By Gina Biancardi
In a side yard at Casa Belvedere is one of my most special projects: Nonno’s Garden. This massive vegetable garden was created in 2020 in memory of my dear father, Vito Biancardi, as a model garden to preserve these gardening skills for future generations.
The dedicated volunteers who tended Nonno’s Garden in its first year produced a bounty of fresh produce, including zucchini, cucuzza, banana peppers, pepperoncini, eggplant, tomatoes, Swiss chard, arugula, string beans, carrots, watercress, and lots of herbs.
It helps that the garden is located on a gentle slope overlooking New York Harbor, with lots of sun and balmy breezes. In preparation for its second year, the garden plot has been increased into a four-tiered design to make better use of the hilled terrain.
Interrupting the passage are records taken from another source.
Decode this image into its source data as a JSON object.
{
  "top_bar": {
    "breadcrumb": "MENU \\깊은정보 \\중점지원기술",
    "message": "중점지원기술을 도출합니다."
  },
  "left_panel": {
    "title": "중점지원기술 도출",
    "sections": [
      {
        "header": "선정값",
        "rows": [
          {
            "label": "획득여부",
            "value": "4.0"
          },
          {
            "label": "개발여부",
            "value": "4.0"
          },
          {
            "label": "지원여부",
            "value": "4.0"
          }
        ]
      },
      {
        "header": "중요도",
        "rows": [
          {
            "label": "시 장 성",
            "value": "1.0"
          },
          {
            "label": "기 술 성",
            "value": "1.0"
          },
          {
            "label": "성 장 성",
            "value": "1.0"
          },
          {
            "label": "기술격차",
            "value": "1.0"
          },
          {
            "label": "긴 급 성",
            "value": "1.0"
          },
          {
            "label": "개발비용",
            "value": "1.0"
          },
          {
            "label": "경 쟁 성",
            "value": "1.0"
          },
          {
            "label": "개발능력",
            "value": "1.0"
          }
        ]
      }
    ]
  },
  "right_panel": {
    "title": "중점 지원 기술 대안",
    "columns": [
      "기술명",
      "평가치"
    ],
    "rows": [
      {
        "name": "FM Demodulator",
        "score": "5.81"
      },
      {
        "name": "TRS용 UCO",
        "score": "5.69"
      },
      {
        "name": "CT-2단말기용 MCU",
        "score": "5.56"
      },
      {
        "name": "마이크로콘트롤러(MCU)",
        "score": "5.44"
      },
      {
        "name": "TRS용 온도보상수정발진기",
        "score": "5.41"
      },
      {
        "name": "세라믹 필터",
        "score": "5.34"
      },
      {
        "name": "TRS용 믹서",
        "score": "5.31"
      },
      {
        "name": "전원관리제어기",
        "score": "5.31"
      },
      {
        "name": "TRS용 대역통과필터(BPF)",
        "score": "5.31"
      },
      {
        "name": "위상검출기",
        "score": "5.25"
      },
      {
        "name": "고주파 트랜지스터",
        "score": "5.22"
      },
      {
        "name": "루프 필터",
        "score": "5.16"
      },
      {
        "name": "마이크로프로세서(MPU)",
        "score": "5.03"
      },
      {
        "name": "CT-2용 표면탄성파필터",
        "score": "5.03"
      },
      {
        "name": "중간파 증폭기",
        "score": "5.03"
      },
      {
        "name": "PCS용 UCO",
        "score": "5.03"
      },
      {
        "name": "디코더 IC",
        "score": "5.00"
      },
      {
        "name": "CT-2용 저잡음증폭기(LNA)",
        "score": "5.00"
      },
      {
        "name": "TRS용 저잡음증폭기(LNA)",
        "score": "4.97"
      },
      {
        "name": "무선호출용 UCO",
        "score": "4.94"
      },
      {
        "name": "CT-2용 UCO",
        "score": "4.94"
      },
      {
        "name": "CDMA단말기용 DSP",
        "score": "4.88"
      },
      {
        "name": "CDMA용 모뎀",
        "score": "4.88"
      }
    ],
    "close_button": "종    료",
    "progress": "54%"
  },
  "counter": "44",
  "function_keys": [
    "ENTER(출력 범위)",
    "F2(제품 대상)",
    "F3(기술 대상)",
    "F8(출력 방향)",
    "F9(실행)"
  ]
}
The view from the top of Grymes Hill is inspiring. Yet at the same time, when I see the neighborhoods below, I am painfully aware that just a mile away are families who struggle to put food on their tables.
The global coronavirus pandemic has revealed weaknesses of global supply chains and system-wide risks in global food systems. The pandemic also reinforces a well-known food system inequity: marginalized and impoverished minorities often suffer from diet-related diseases (i.e. cardiovascular diseases, diabetes) and/or malnutrition that place them at greater risk of morbidity and mortality from the coronavirus.
Stapleton, the neighborhood close to Casa Belvedere, is an area that has been labeled by many food-security advocates as one of the worst “food deserts” in the country. Residents of this low-income housing neighborhood have severely limited access to fresh, affordable produce. Also, many Stapleton individuals suffer from pre-existing coronary disease, obesity and diabetes.
Nonno’s Garden provides food, but I’m reminded of the proverb “If you give a man a fish, you feed him for a day. If you teach a man to fish, you feed him for a lifetime.” With that in mind, my newest mission is to expand the reach of Nonno’s Garden. I’m seeking grants and other funding sources for a 1,400 square foot “Greenhouse Teaching Dome.”
This outdoor classroom will provide a platform to empower both children and adults with year-round food production skills, consequently leading to better nutrition and eating habits, food-security and sustainability.
The project also aims to provide support to establish similar dome greenhouses in public schoolyards and community centers throughout New York City. My proposal incorporates a fully developed “GROW COOK EAT LEARN” educational program that will be executed in partnership with K-8 NYC public schools, starting with those in neighboring Stapleton. Our “Grow, Cook, Eat, & Learn” program teaches a STEM based curriculum including hands-on science and mathematics, nutrition, climate change, food safety lessons, energy conservation, sustainable agriculture, urban waste and much more.
We anticipate that the “newness” of this greenhouse model will attract hundreds of visitors, including school field trips and professional development teacher training. Also, the success of Casa Belvedere’s greenhouse dome project will lead a push to implement similar domes, along with the “Grow, Cook, Eat & Learn” STEM curriculum, directly at school sites and at other community centers.
In short, the proposed dome greenhouse at Casa Belvedere will be a year-round outdoor classroom, providing numerous educational lessons, programs and training resulting in positive action around issues of food access and social, economic and racial justice.
When I was growing up, my Pop’s fruit and vegetable garden was part of our everyday life, with “wall to wall” vegetation. He would always say, “We might be poor, but you will never starve.” Pop’s words still ring in my ears, and my dream is to take those very words and use them to help the less fortunate neighbors near Casa Belvedere.